In 1852 Prince Albert ordered that the Koh-i-Noor diamond to be re-cut from 186 carats to its current 105 carats thus increasing its brilliance. The Koh-i-Noor diamond was mounted in a tiara with more than two thousand other diamonds. The Koh-i-Noor diamond was then used as the center piece of the crowns of the Queen consorts to the British Kings. The Queen Consorts Queen Alexandra and Queen Mary wore the crowns.

Today, the diamond is on public display in the Jewel House at the Tower of London, where it is seen by millions of visitors each year. The governments of India, Pakistan, Iran, and Afghanistan have all claimed rightful ownership of the Koh-i-Noor and demanded its return ever since India gained independence from the UK in 1947. The British government insists the gem was obtained legally under the terms of the Last Treaty of Lahore and has rejected the claims.

The Black Orlov, originally a larger uncut 195 carat diamond, was unearthed in India during the early 1800s. Despite its name and its smoky dark appearance, diamond is actually a deep, gunmetal gray in color. According to lore surrounding the Black Orlov, the diamond was stolen from a sacred shrine in southern Indian city of Pondicherry. The stone was allegedly removed from the eye of a statue of Brahma, the Hindu god of creation, wisdom, and magic.
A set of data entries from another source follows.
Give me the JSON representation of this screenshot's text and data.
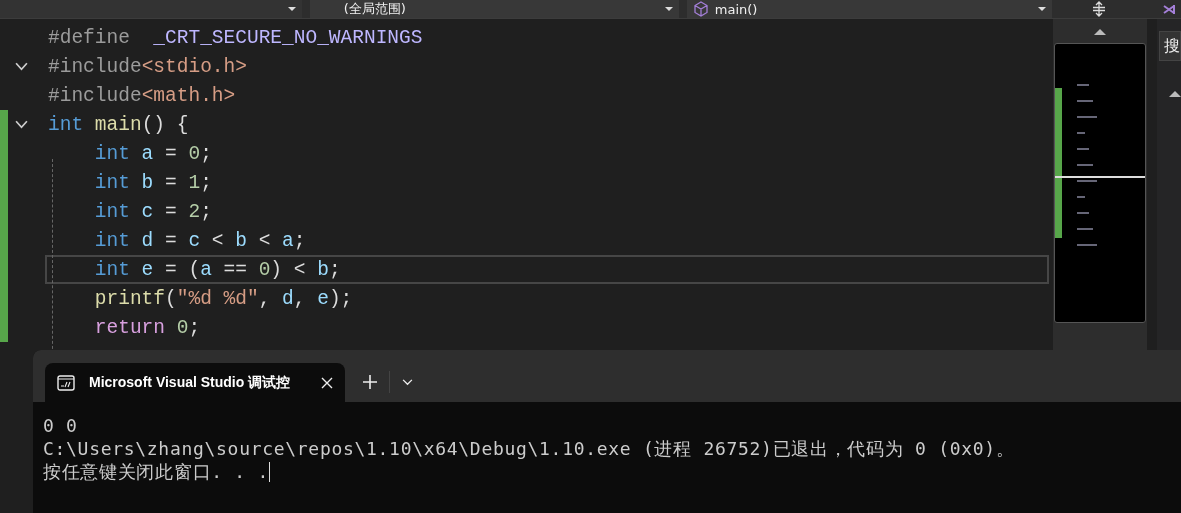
{
  "navbar": {
    "dropdowns": [
      {
        "label": "(全局范围)"
      },
      {
        "label": "main()"
      }
    ]
  },
  "side_panel": {
    "search_text": "搜"
  },
  "editor": {
    "lines": [
      {
        "fold": false,
        "changed": false,
        "current": false,
        "tokens": [
          {
            "text": "#define",
            "kind": "preproc"
          },
          {
            "text": "  _CRT_SECURE_NO_WARNINGS",
            "kind": "macro"
          }
        ]
      },
      {
        "fold": true,
        "changed": false,
        "current": false,
        "tokens": [
          {
            "text": "#include",
            "kind": "preproc"
          },
          {
            "text": "<stdio.h>",
            "kind": "string"
          }
        ]
      },
      {
        "fold": false,
        "changed": false,
        "current": false,
        "tokens": [
          {
            "text": "#include",
            "kind": "preproc"
          },
          {
            "text": "<math.h>",
            "kind": "string"
          }
        ]
      },
      {
        "fold": true,
        "changed": true,
        "current": false,
        "tokens": [
          {
            "text": "int ",
            "kind": "keyword"
          },
          {
            "text": "main",
            "kind": "func"
          },
          {
            "text": "() {",
            "kind": "plain"
          }
        ]
      },
      {
        "fold": false,
        "changed": true,
        "current": false,
        "tokens": [
          {
            "text": "    int",
            "kind": "keyword"
          },
          {
            "text": " a",
            "kind": "var"
          },
          {
            "text": " = ",
            "kind": "plain"
          },
          {
            "text": "0",
            "kind": "number"
          },
          {
            "text": ";",
            "kind": "plain"
          }
        ]
      },
      {
        "fold": false,
        "changed": true,
        "current": false,
        "tokens": [
          {
            "text": "    int",
            "kind": "keyword"
          },
          {
            "text": " b",
            "kind": "var"
          },
          {
            "text": " = ",
            "kind": "plain"
          },
          {
            "text": "1",
            "kind": "number"
          },
          {
            "text": ";",
            "kind": "plain"
          }
        ]
      },
      {
        "fold": false,
        "changed": true,
        "current": false,
        "tokens": [
          {
            "text": "    int",
            "kind": "keyword"
          },
          {
            "text": " c",
            "kind": "var"
          },
          {
            "text": " = ",
            "kind": "plain"
          },
          {
            "text": "2",
            "kind": "number"
          },
          {
            "text": ";",
            "kind": "plain"
          }
        ]
      },
      {
        "fold": false,
        "changed": true,
        "current": false,
        "tokens": [
          {
            "text": "    int",
            "kind": "keyword"
          },
          {
            "text": " d",
            "kind": "var"
          },
          {
            "text": " = ",
            "kind": "plain"
          },
          {
            "text": "c",
            "kind": "var"
          },
          {
            "text": " < ",
            "kind": "plain"
          },
          {
            "text": "b",
            "kind": "var"
          },
          {
            "text": " < ",
            "kind": "plain"
          },
          {
            "text": "a",
            "kind": "var"
          },
          {
            "text": ";",
            "kind": "plain"
          }
        ]
      },
      {
        "fold": false,
        "changed": true,
        "current": true,
        "tokens": [
          {
            "text": "    int",
            "kind": "keyword"
          },
          {
            "text": " e",
            "kind": "var"
          },
          {
            "text": " = (",
            "kind": "plain"
          },
          {
            "text": "a",
            "kind": "var"
          },
          {
            "text": " == ",
            "kind": "plain"
          },
          {
            "text": "0",
            "kind": "number"
          },
          {
            "text": ") < ",
            "kind": "plain"
          },
          {
            "text": "b",
            "kind": "var"
          },
          {
            "text": ";",
            "kind": "plain"
          }
        ]
      },
      {
        "fold": false,
        "changed": true,
        "current": false,
        "tokens": [
          {
            "text": "    printf",
            "kind": "func"
          },
          {
            "text": "(",
            "kind": "plain"
          },
          {
            "text": "\"%d %d\"",
            "kind": "string"
          },
          {
            "text": ", ",
            "kind": "plain"
          },
          {
            "text": "d",
            "kind": "var"
          },
          {
            "text": ", ",
            "kind": "plain"
          },
          {
            "text": "e",
            "kind": "var"
          },
          {
            "text": ");",
            "kind": "plain"
          }
        ]
      },
      {
        "fold": false,
        "changed": true,
        "current": false,
        "tokens": [
          {
            "text": "    return ",
            "kind": "control"
          },
          {
            "text": "0",
            "kind": "number"
          },
          {
            "text": ";",
            "kind": "plain"
          }
        ]
      }
    ]
  },
  "console": {
    "tab_title": "Microsoft Visual Studio 调试控",
    "lines": [
      "0 0",
      "C:\\Users\\zhang\\source\\repos\\1.10\\x64\\Debug\\1.10.exe (进程 26752)已退出，代码为 0 (0x0)。",
      "按任意键关闭此窗口. . ."
    ],
    "cursor": true
  }
}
The thief was said to have been a traveling monk who caused the curse to come upon any owner of the diamond because it was stolen. His final whereabouts were never known although some stories suggest he had been murdered and the diamond had been stolen. From there, the stone was passed from merchant to merchant, sold over and over again for many years.

The diamond was later acquired by the Russian princess Nadezhda Orlov, whom the stone was named after. During the 1917 Russian revolution, Princess Nadia fled Russia to the safety of Rome, with the diamond in her possession. In 1947, Princess Nadia leaped to her death from a building in central Rome, in what was believed to have been a suicide.

Around that same time, another member of Russian royalty, Princess Leonila Viktorovna-Bariatinsky had leaped to her death, in what again was believed to have been a suicide. Few details were available about her life at the time of her fatal jump, although it was later discovered that she had also been the owner of the Black Orlov Diamond.

In 1932, the diamond had been sold and found its way to the United States, imported by a European diamond dealer named J.W. Paris who was in search of a buyer. Little is known about J.W. Paris but within a week of arriving in New York he had sold the diamond. Shortly thereafter, that same year, he made his way to the top of a Manhattan skyscraper in the heart of 5th Avenue and jumped to his death. It is rumored that he had been suffering from anxiety due to business worries and that two letters were found in his possession at the time of his death; one addressed to his wife and the other to a fellow jeweler, but no details regarding the content of these were ever made public.

In the 1950s, an attempt was made to finally break the curse when the diamond was re-cut by an Austrian jeweler, at the request of its then owner. The cutting itself took two years but it was deemed a successful venture in terms of shedding the precious stone of its demons. The diamond has since passed through the hands of several private dealers, none of whom seem to have been affected by the curse. The 67.50-carat Black Orlov currently sits in a 108-diamond brooch, suspended from a 124-diamond necklace, and has been displayed at several museums, including the American Museum of Natural History in New York City and London's Natural History Museum.